• _Problem requirements_:
Each record below needs to be set down again exactly.

Records Block Start

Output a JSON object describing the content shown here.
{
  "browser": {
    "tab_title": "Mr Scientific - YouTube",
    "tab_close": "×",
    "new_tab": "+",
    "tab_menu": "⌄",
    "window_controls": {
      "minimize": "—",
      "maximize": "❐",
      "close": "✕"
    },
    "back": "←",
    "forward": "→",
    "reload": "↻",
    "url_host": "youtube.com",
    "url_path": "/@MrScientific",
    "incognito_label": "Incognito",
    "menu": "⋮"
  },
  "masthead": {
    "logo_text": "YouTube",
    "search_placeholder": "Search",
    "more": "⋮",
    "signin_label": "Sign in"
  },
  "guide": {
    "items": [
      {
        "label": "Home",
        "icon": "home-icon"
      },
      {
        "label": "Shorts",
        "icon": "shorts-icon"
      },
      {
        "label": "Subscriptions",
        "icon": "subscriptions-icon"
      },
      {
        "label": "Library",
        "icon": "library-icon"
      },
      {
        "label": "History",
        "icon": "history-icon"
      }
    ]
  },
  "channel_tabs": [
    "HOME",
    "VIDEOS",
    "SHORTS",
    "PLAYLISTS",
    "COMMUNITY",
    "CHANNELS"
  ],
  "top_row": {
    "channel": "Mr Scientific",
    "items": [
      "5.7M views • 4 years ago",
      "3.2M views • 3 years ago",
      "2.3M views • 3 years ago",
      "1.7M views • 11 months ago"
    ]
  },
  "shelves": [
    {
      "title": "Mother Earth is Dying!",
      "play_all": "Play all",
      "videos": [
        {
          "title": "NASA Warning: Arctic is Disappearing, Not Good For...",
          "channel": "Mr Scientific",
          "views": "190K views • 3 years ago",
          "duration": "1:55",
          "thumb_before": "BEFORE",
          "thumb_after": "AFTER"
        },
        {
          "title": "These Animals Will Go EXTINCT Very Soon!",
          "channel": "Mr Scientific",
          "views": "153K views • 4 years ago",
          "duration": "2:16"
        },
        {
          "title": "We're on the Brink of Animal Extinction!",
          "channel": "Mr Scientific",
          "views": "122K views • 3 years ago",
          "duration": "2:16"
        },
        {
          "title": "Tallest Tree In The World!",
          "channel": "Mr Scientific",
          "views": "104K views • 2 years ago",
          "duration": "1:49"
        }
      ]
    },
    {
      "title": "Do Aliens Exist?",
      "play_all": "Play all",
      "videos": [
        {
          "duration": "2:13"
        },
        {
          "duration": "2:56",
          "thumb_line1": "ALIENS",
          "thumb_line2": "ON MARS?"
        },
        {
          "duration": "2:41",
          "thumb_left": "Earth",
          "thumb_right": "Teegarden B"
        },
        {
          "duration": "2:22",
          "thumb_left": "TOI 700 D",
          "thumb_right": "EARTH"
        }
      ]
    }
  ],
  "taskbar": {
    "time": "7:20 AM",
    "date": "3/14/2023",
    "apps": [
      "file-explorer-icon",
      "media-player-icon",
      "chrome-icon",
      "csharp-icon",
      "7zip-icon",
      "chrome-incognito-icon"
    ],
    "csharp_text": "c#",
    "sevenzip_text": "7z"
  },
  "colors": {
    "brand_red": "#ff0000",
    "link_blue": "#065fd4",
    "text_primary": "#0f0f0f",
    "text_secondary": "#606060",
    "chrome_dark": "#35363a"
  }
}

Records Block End

• _Solved exercise_:
Output a JSON object describing the content shown here.
{
  "browser": {
    "tab_title": "Mr Scientific - YouTube",
    "tab_close": "×",
    "new_tab": "+",
    "tab_menu": "⌄",
    "window_controls": {
      "minimize": "—",
      "maximize": "❐",
      "close": "✕"
    },
    "back": "←",
    "forward": "→",
    "reload": "↻",
    "url_host": "youtube.com",
    "url_path": "/@MrScientific",
    "incognito_label": "Incognito",
    "menu": "⋮"
  },
  "masthead": {
    "logo_text": "YouTube",
    "search_placeholder": "Search",
    "more": "⋮",
    "signin_label": "Sign in"
  },
  "guide": {
    "items": [
      {
        "label": "Home",
        "icon": "home-icon"
      },
      {
        "label": "Shorts",
        "icon": "shorts-icon"
      },
      {
        "label": "Subscriptions",
        "icon": "subscriptions-icon"
      },
      {
        "label": "Library",
        "icon": "library-icon"
      },
      {
        "label": "History",
        "icon": "history-icon"
      }
    ]
  },
  "channel_tabs": [
    "HOME",
    "VIDEOS",
    "SHORTS",
    "PLAYLISTS",
    "COMMUNITY",
    "CHANNELS"
  ],
  "top_row": {
    "channel": "Mr Scientific",
    "items": [
      "5.7M views • 4 years ago",
      "3.2M views • 3 years ago",
      "2.3M views • 3 years ago",
      "1.7M views • 11 months ago"
    ]
  },
  "shelves": [
    {
      "title": "Mother Earth is Dying!",
      "play_all": "Play all",
      "videos": [
        {
          "title": "NASA Warning: Arctic is Disappearing, Not Good For...",
          "channel": "Mr Scientific",
          "views": "190K views • 3 years ago",
          "duration": "1:55",
          "thumb_before": "BEFORE",
          "thumb_after": "AFTER"
        },
        {
          "title": "These Animals Will Go EXTINCT Very Soon!",
          "channel": "Mr Scientific",
          "views": "153K views • 4 years ago",
          "duration": "2:16"
        },
        {
          "title": "We're on the Brink of Animal Extinction!",
          "channel": "Mr Scientific",
          "views": "122K views • 3 years ago",
          "duration": "2:16"
        },
        {
          "title": "Tallest Tree In The World!",
          "channel": "Mr Scientific",
          "views": "104K views • 2 years ago",
          "duration": "1:49"
        }
      ]
    },
    {
      "title": "Do Aliens Exist?",
      "play_all": "Play all",
      "videos": [
        {
          "duration": "2:13"
        },
        {
          "duration": "2:56",
          "thumb_line1": "ALIENS",
          "thumb_line2": "ON MARS?"
        },
        {
          "duration": "2:41",
          "thumb_left": "Earth",
          "thumb_right": "Teegarden B"
        },
        {
          "duration": "2:22",
          "thumb_left": "TOI 700 D",
          "thumb_right": "EARTH"
        }
      ]
    }
  ],
  "taskbar": {
    "time": "7:20 AM",
    "date": "3/14/2023",
    "apps": [
      "file-explorer-icon",
      "media-player-icon",
      "chrome-icon",
      "csharp-icon",
      "7zip-icon",
      "chrome-incognito-icon"
    ],
    "csharp_text": "c#",
    "sevenzip_text": "7z"
  },
  "colors": {
    "brand_red": "#ff0000",
    "link_blue": "#065fd4",
    "text_primary": "#0f0f0f",
    "text_secondary": "#606060",
    "chrome_dark": "#35363a"
  }
}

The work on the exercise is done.